Among the early Japanese RPG scene, Xtalsoft’s Mugen no Shinzou series is well known for combining the exploration of Ultima with the combat of Wizardy, a formula that was also used by Enix’s Dragon Quest series for remarkable success. One of their other series, Fantasian, is the inverse: it’s a Wizardry clone that uses Ultima-style combat, particularly the type introduced in the third game onward.
The other aspect Fantasian is known for is its robust character creation system. Attempting to mimic pen and paper RPGs as closely as possible, you can pick from one of seven races – Human, HalfOrc, HalfElf, Elf, Dwarf, Halfling, and Gnome – and then pick their gender. After allocating bonus points to each of the stats, there are then four classes: Warrior, Thief, Monk, and Illusionist, though certain races are better suited for certain classes. Partway through the game, you can also upgrade their classes when you find an item called the Ring of Gald, similar to the Rat Tail from the original Final Fantasy. Promoted classes include Battler, Robber, Clergy and Magician.

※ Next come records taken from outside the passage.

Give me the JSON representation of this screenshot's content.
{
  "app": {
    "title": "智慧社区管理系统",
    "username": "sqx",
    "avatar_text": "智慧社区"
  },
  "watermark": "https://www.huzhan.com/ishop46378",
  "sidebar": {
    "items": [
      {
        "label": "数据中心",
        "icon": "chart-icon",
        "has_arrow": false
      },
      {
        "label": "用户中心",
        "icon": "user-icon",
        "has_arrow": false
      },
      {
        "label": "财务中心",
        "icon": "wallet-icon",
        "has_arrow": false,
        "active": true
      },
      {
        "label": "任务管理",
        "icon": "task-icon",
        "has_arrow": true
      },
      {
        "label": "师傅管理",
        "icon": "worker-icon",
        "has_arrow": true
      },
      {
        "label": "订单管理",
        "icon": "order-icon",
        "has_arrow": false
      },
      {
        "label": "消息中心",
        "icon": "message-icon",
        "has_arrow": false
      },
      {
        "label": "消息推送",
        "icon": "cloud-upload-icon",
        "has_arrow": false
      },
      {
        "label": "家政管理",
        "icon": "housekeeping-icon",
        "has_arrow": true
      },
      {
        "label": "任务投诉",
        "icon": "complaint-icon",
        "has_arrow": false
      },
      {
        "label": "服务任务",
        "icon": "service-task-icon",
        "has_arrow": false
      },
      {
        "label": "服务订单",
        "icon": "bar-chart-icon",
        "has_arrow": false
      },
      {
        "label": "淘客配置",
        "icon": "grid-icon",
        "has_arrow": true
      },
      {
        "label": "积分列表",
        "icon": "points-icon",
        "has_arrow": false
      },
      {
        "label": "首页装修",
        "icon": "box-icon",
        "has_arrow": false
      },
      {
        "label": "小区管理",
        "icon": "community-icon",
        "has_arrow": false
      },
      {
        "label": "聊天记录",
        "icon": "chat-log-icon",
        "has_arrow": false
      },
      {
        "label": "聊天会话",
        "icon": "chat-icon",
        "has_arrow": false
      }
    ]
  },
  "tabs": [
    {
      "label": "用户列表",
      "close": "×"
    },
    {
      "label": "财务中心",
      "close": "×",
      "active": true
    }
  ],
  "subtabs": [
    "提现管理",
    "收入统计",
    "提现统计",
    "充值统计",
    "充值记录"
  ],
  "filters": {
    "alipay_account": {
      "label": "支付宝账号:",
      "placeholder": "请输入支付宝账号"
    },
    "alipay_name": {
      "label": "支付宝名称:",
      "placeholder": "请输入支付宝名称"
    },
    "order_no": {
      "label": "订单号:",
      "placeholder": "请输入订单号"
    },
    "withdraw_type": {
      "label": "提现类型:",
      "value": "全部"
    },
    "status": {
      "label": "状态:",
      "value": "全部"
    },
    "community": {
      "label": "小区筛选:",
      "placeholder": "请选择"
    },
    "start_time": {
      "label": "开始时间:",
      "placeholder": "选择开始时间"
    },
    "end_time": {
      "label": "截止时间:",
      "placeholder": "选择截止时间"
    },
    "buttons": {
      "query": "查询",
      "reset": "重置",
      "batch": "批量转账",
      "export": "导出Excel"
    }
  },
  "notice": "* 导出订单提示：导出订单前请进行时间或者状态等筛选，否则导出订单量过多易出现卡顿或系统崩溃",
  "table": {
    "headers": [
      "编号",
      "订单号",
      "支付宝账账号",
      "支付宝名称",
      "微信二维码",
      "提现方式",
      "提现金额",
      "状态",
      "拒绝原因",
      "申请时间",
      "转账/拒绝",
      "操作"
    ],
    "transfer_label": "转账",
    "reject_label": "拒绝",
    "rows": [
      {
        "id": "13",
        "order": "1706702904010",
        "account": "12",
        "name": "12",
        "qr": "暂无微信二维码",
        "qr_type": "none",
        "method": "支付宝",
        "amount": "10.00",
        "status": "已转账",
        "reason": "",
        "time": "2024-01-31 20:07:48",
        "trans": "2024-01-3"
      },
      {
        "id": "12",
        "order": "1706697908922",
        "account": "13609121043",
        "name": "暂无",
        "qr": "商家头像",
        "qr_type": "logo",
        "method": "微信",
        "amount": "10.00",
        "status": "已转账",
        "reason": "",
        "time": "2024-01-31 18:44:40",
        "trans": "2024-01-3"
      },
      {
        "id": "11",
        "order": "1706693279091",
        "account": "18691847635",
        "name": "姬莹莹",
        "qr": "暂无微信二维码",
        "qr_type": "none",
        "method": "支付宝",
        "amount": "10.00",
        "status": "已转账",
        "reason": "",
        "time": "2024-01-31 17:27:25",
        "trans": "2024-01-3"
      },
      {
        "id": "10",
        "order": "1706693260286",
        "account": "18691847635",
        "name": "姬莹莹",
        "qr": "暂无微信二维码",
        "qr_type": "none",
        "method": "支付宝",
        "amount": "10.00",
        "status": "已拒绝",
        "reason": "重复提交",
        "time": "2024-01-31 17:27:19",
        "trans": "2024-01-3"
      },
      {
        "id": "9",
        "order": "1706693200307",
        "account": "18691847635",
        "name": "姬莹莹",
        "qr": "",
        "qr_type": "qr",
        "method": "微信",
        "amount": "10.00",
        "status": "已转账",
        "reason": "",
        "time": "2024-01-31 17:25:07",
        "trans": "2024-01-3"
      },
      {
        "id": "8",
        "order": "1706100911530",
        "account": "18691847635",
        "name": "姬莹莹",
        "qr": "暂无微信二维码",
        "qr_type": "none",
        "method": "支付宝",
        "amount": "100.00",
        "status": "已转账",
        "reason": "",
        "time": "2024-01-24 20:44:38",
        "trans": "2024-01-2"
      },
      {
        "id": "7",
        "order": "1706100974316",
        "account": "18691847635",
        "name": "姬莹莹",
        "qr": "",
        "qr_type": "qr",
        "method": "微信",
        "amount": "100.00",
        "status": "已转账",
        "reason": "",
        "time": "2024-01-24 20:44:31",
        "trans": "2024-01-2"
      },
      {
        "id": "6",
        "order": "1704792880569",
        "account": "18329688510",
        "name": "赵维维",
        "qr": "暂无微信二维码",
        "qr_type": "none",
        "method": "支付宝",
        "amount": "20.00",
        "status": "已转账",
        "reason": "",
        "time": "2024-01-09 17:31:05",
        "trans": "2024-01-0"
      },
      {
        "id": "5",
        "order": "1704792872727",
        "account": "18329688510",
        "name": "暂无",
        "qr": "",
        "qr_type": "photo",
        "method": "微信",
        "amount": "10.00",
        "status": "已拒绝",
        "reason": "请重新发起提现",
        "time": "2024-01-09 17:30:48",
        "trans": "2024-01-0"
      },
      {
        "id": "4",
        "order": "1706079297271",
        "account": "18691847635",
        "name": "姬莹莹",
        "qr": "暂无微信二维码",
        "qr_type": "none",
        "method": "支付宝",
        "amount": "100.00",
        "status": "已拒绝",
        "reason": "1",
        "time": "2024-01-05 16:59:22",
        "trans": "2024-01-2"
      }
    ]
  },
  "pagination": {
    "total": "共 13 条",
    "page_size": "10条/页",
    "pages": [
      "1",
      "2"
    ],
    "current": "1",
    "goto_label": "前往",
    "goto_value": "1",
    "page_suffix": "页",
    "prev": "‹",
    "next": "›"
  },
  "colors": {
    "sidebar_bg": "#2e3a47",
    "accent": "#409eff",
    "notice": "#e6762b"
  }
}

Some are completely restricted based on gender or race – for example, you can make a female Monk but she will not be able to be promoted to Clergy. The ultimate goal is to conquer all five floors and defeat the demon king Billades.
As you can see, the interface here is quite stark. This is the shop screen, where you can buy stuff for your characters. I made an unwise decision to splurge on a 300 gold sword for my main battler, which left almost nothing else for any of the other characters. In addition to creating characters and buying/selling stuff, there’s also a temple where you can resurrect fallen warriors.
And here’s the battle sequences. It’s mostly controlled via the numpad (as is most everything else in the game), as you can move in four directions, cast spells, use items, or shoot whatever projectiles you may have equipped. A curious thing here is that when a character’s turn pops up, they blink for a few moments before passing their turn onto the next character. In other words, you need to make a quick decision of whether to act, or else the game assumes you want to do nothing. These decisions lasted about a second for me, which is most likely due to the emulator configuration I have, or at least I’m guessing – a slower speed might allow for more time to think. There is some tactical element to the combat, as you can use stronger characters to act as meat shields, absorbing enemy attention while weaker characters with bows or magic spells can attack from farther away.
What I never quite figured out is if there was a way to run from battle. In this unlucky encounter, I’m attacked by four bees and three centipedes, with one of my characters already dead. I tried to move them to the back of the screen, but nope – instead they just wipe me out. Note that the game is nice enough to tell you the HP of all of the enemy combatants.
During dungeon exploration you can also set up camp, which is really just the command menu, where you can equip items, cast spells, and so forth. The spells have unique, four character names that don’t directly say what their effect is, which was pretty common for late 80s RPGs.
There was also a sequel called Advanced Fantasian: Quest for the Lost Sanctuary. It takes the basics but expands on pretty much everything, including a much stronger storyline, exploration and story scenes that take place outside of the dungeons, vastly improved graphics, actual music, and a more complex magic system.
Unfortunately, the one disk image I found refuses to load properly, presumably because the character name included in it seems to overload the system, and no user disk is included. There are pictures of it on various sites (including Mobygames) so there must be some way to get it functional. There is a Sharp X1 version though I haven’t looked for it or tried it. Curiously, even though Project EGG offers most of Xtalsoft’s back catalog for sale, including the original Fantasian, Advanced Fantasian is not available for purchase.
Xtalsoft also advertised Fantasian in a magazine with a few of their other games, using a partially nude model that’s almost definitely underage, which is I guess something they could get away with in the 80s. I’m not posting in full ad here, since I don’t want the site (or myself) to end up on any lists.